Recorded data
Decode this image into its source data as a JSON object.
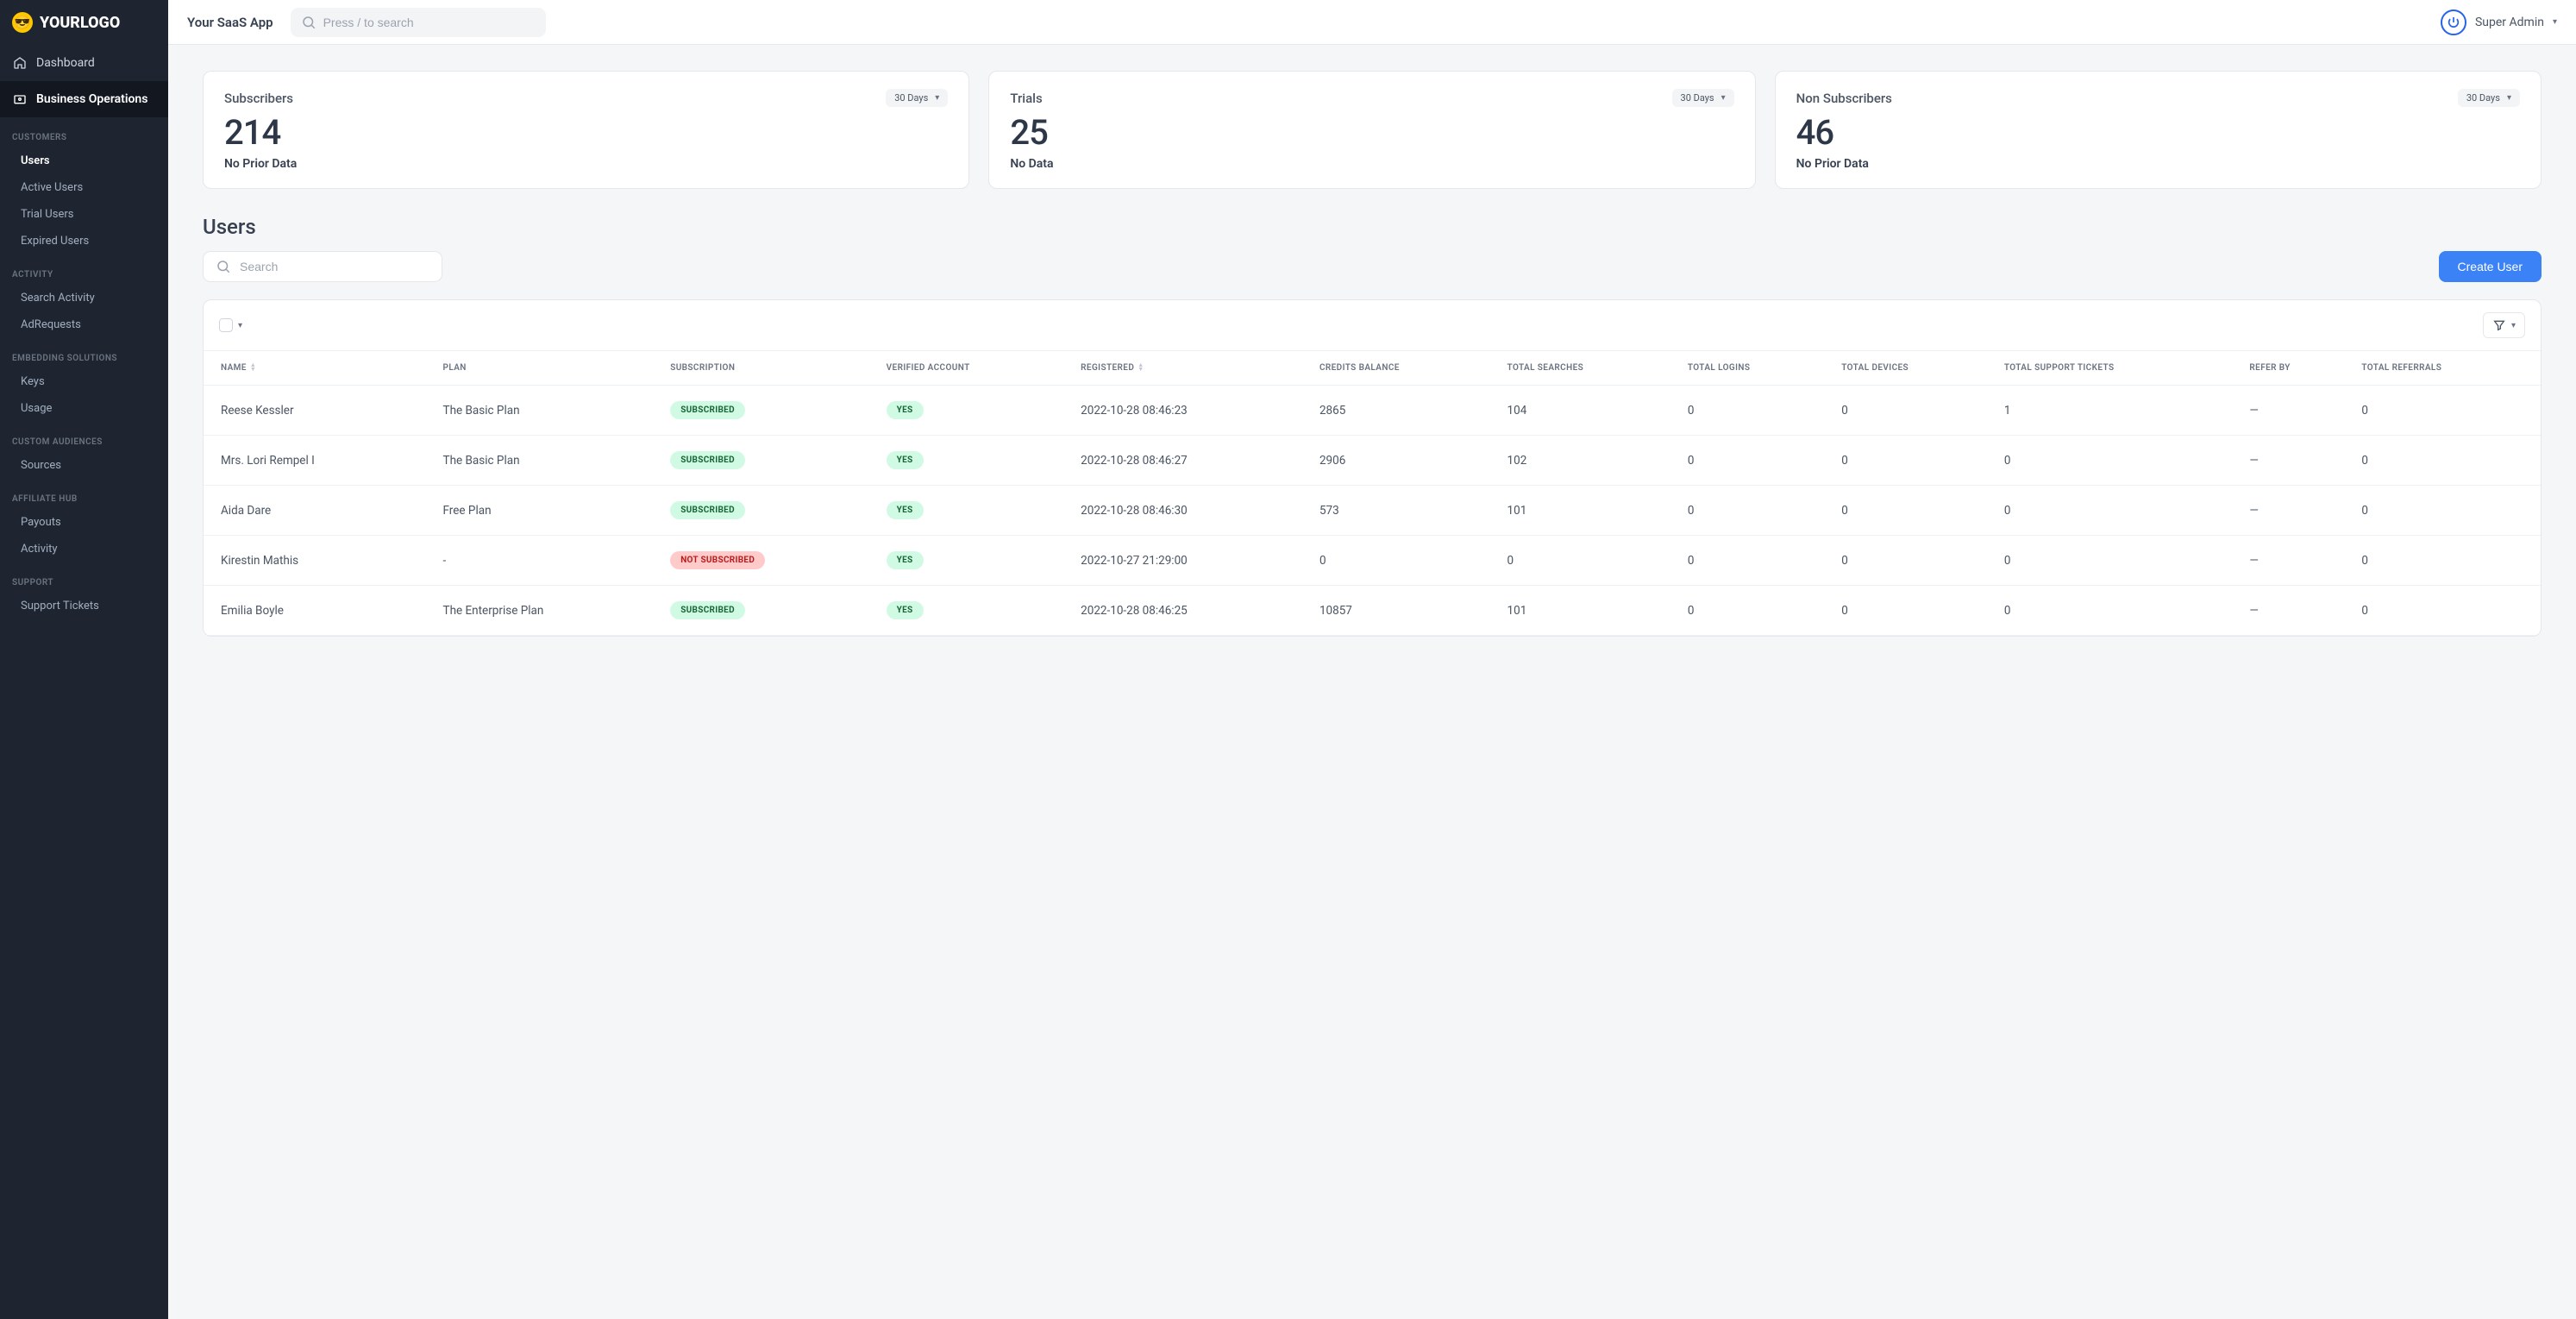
{
  "brand": {
    "logo_text": "YOURLOGO"
  },
  "topbar": {
    "app_title": "Your SaaS App",
    "search_placeholder": "Press / to search",
    "user_name": "Super Admin"
  },
  "sidebar": {
    "items": [
      {
        "label": "Dashboard",
        "icon": "home"
      },
      {
        "label": "Business Operations",
        "icon": "biz"
      }
    ],
    "groups": [
      {
        "heading": "CUSTOMERS",
        "links": [
          {
            "label": "Users",
            "active": true
          },
          {
            "label": "Active Users"
          },
          {
            "label": "Trial Users"
          },
          {
            "label": "Expired Users"
          }
        ]
      },
      {
        "heading": "ACTIVITY",
        "links": [
          {
            "label": "Search Activity"
          },
          {
            "label": "AdRequests"
          }
        ]
      },
      {
        "heading": "EMBEDDING SOLUTIONS",
        "links": [
          {
            "label": "Keys"
          },
          {
            "label": "Usage"
          }
        ]
      },
      {
        "heading": "CUSTOM AUDIENCES",
        "links": [
          {
            "label": "Sources"
          }
        ]
      },
      {
        "heading": "AFFILIATE HUB",
        "links": [
          {
            "label": "Payouts"
          },
          {
            "label": "Activity"
          }
        ]
      },
      {
        "heading": "SUPPORT",
        "links": [
          {
            "label": "Support Tickets"
          }
        ]
      }
    ]
  },
  "stats": [
    {
      "title": "Subscribers",
      "period": "30 Days",
      "value": "214",
      "sub": "No Prior Data"
    },
    {
      "title": "Trials",
      "period": "30 Days",
      "value": "25",
      "sub": "No Data"
    },
    {
      "title": "Non Subscribers",
      "period": "30 Days",
      "value": "46",
      "sub": "No Prior Data"
    }
  ],
  "users": {
    "section_title": "Users",
    "search_placeholder": "Search",
    "create_label": "Create User",
    "columns": [
      "NAME",
      "PLAN",
      "SUBSCRIPTION",
      "VERIFIED ACCOUNT",
      "REGISTERED",
      "CREDITS BALANCE",
      "TOTAL SEARCHES",
      "TOTAL LOGINS",
      "TOTAL DEVICES",
      "TOTAL SUPPORT TICKETS",
      "REFER BY",
      "TOTAL REFERRALS"
    ],
    "rows": [
      {
        "name": "Reese Kessler",
        "plan": "The Basic Plan",
        "sub": "SUBSCRIBED",
        "sub_style": "green",
        "verified": "YES",
        "registered": "2022-10-28 08:46:23",
        "credits": "2865",
        "searches": "104",
        "logins": "0",
        "devices": "0",
        "tickets": "1",
        "refer": "—",
        "referrals": "0"
      },
      {
        "name": "Mrs. Lori Rempel I",
        "plan": "The Basic Plan",
        "sub": "SUBSCRIBED",
        "sub_style": "green",
        "verified": "YES",
        "registered": "2022-10-28 08:46:27",
        "credits": "2906",
        "searches": "102",
        "logins": "0",
        "devices": "0",
        "tickets": "0",
        "refer": "—",
        "referrals": "0"
      },
      {
        "name": "Aida Dare",
        "plan": "Free Plan",
        "sub": "SUBSCRIBED",
        "sub_style": "green",
        "verified": "YES",
        "registered": "2022-10-28 08:46:30",
        "credits": "573",
        "searches": "101",
        "logins": "0",
        "devices": "0",
        "tickets": "0",
        "refer": "—",
        "referrals": "0"
      },
      {
        "name": "Kirestin Mathis",
        "plan": "-",
        "sub": "NOT SUBSCRIBED",
        "sub_style": "red",
        "verified": "YES",
        "registered": "2022-10-27 21:29:00",
        "credits": "0",
        "searches": "0",
        "logins": "0",
        "devices": "0",
        "tickets": "0",
        "refer": "—",
        "referrals": "0"
      },
      {
        "name": "Emilia Boyle",
        "plan": "The Enterprise Plan",
        "sub": "SUBSCRIBED",
        "sub_style": "green",
        "verified": "YES",
        "registered": "2022-10-28 08:46:25",
        "credits": "10857",
        "searches": "101",
        "logins": "0",
        "devices": "0",
        "tickets": "0",
        "refer": "—",
        "referrals": "0"
      }
    ]
  }
}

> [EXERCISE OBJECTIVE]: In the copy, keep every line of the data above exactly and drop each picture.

> [ANSWER BELOW]:
Decode this image into its source data as a JSON object.
{
  "brand": {
    "logo_text": "YOURLOGO"
  },
  "topbar": {
    "app_title": "Your SaaS App",
    "search_placeholder": "Press / to search",
    "user_name": "Super Admin"
  },
  "sidebar": {
    "items": [
      {
        "label": "Dashboard",
        "icon": "home"
      },
      {
        "label": "Business Operations",
        "icon": "biz"
      }
    ],
    "groups": [
      {
        "heading": "CUSTOMERS",
        "links": [
          {
            "label": "Users",
            "active": true
          },
          {
            "label": "Active Users"
          },
          {
            "label": "Trial Users"
          },
          {
            "label": "Expired Users"
          }
        ]
      },
      {
        "heading": "ACTIVITY",
        "links": [
          {
            "label": "Search Activity"
          },
          {
            "label": "AdRequests"
          }
        ]
      },
      {
        "heading": "EMBEDDING SOLUTIONS",
        "links": [
          {
            "label": "Keys"
          },
          {
            "label": "Usage"
          }
        ]
      },
      {
        "heading": "CUSTOM AUDIENCES",
        "links": [
          {
            "label": "Sources"
          }
        ]
      },
      {
        "heading": "AFFILIATE HUB",
        "links": [
          {
            "label": "Payouts"
          },
          {
            "label": "Activity"
          }
        ]
      },
      {
        "heading": "SUPPORT",
        "links": [
          {
            "label": "Support Tickets"
          }
        ]
      }
    ]
  },
  "stats": [
    {
      "title": "Subscribers",
      "period": "30 Days",
      "value": "214",
      "sub": "No Prior Data"
    },
    {
      "title": "Trials",
      "period": "30 Days",
      "value": "25",
      "sub": "No Data"
    },
    {
      "title": "Non Subscribers",
      "period": "30 Days",
      "value": "46",
      "sub": "No Prior Data"
    }
  ],
  "users": {
    "section_title": "Users",
    "search_placeholder": "Search",
    "create_label": "Create User",
    "columns": [
      "NAME",
      "PLAN",
      "SUBSCRIPTION",
      "VERIFIED ACCOUNT",
      "REGISTERED",
      "CREDITS BALANCE",
      "TOTAL SEARCHES",
      "TOTAL LOGINS",
      "TOTAL DEVICES",
      "TOTAL SUPPORT TICKETS",
      "REFER BY",
      "TOTAL REFERRALS"
    ],
    "rows": [
      {
        "name": "Reese Kessler",
        "plan": "The Basic Plan",
        "sub": "SUBSCRIBED",
        "sub_style": "green",
        "verified": "YES",
        "registered": "2022-10-28 08:46:23",
        "credits": "2865",
        "searches": "104",
        "logins": "0",
        "devices": "0",
        "tickets": "1",
        "refer": "—",
        "referrals": "0"
      },
      {
        "name": "Mrs. Lori Rempel I",
        "plan": "The Basic Plan",
        "sub": "SUBSCRIBED",
        "sub_style": "green",
        "verified": "YES",
        "registered": "2022-10-28 08:46:27",
        "credits": "2906",
        "searches": "102",
        "logins": "0",
        "devices": "0",
        "tickets": "0",
        "refer": "—",
        "referrals": "0"
      },
      {
        "name": "Aida Dare",
        "plan": "Free Plan",
        "sub": "SUBSCRIBED",
        "sub_style": "green",
        "verified": "YES",
        "registered": "2022-10-28 08:46:30",
        "credits": "573",
        "searches": "101",
        "logins": "0",
        "devices": "0",
        "tickets": "0",
        "refer": "—",
        "referrals": "0"
      },
      {
        "name": "Kirestin Mathis",
        "plan": "-",
        "sub": "NOT SUBSCRIBED",
        "sub_style": "red",
        "verified": "YES",
        "registered": "2022-10-27 21:29:00",
        "credits": "0",
        "searches": "0",
        "logins": "0",
        "devices": "0",
        "tickets": "0",
        "refer": "—",
        "referrals": "0"
      },
      {
        "name": "Emilia Boyle",
        "plan": "The Enterprise Plan",
        "sub": "SUBSCRIBED",
        "sub_style": "green",
        "verified": "YES",
        "registered": "2022-10-28 08:46:25",
        "credits": "10857",
        "searches": "101",
        "logins": "0",
        "devices": "0",
        "tickets": "0",
        "refer": "—",
        "referrals": "0"
      }
    ]
  }
}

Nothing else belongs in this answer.